Like many people I found it hard to concentrate during lockdown earlier this year. Doom-scrolling and rolling news distracted me from all the books that I now had time to read. Even reading children’s books, normally my happy place, became hard to access. Salvation came, not for the first time, from Doctor Who.
First I picked up some excellent novelisations, written by the likes of Russell T Davies and Steven Moffat. Then I returned to my childhood obsession with older Doctor Who adventures published by Target books. To my delight, stories which I had long ago borrowed from the local library, such as the Brain of Morbius and the Horror of Fang Rock, have now been recorded by actors including Tom Baker and Louise Jameson. The best of these were written by Terrance Dicks, a scriptwriter who turned out novelisations of the highest standard at an incredible rate.
For today’s fans original novels, audio dramas and comic books are published in such great numbers that even Terrance Dicks would struggle to keep up. In this sea of spinoffs, one book shone out like a shimmering Metebelis crystal: The Wintertime Paradox, a series of twelve festive tales written by Dave Rudden. It proved to be the perfect place to step into the sprawling, slightly intimidating world of new Doctor Who fiction.
Rudden ranges widely in his storytelling; a former fan fiction writer he approaches the material with the enthusiasm and deep knowledge that comes from someone who truly loves and understands the source material.

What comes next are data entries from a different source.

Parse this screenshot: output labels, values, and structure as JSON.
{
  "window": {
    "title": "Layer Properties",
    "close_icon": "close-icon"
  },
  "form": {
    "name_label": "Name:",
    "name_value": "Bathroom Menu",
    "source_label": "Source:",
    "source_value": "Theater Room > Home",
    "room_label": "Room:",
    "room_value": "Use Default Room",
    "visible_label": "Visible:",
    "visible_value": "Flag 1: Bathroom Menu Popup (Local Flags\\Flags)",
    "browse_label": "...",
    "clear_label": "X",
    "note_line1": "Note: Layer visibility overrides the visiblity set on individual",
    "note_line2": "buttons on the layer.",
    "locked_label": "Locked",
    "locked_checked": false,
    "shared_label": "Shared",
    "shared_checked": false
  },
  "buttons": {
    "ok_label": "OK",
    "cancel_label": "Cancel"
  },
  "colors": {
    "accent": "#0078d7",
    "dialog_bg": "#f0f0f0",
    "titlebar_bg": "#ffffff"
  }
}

He writes in his introduction about entering the world of Doctor Who:
‘Interacting with Doctor Who on any level feels like stepping into a house – a huge, sprawling, beautiful, contradictory mansion built and maintained and added to by thousands upon thousands of hands… the more you explore, the more you realise there are always more rooms you have yet to reach.’
In a book featuring numerous popular characters, including Rose, Missy, River Song and Davros, Rudden’s great skill is to authentically capture their distinctive voices so the reader can hear the original actors speaking their lines. His tightly plotted short stories contain the requisite amount of action, humour and pathos. They would make perfect Christmas episodes.
‘You can choose the meaning of Christmas. You can build your own traditions, build it like an engine, so that it’s entirely personal to you. You choose the effect it has on the universe. There aren’t many words like that. Words like Christmas.’ His gaze fell on Davros. ‘Words like father.’
Like Rudden’s previous Doctor Who anthology, Twelve Angels Weeping, the book comes with accompanying linocuts by Alexis Snell. It’s a lovely touch, reflecting the lead character’s timelessness and refreshing well known icons from the show’s history.
There’s no Doctor Who on Christmas Day this year, so if you’re struggling to get into the books in your stocking, why not pick up a copy of the Wintertime Paradox from my Bookshop.org affiliate page. You’ll be helping support local independent bookshops and this blog. Alternatively listen immediately to an audio version read by Sophie ‘Ace’ Aldred. Happy Christmas.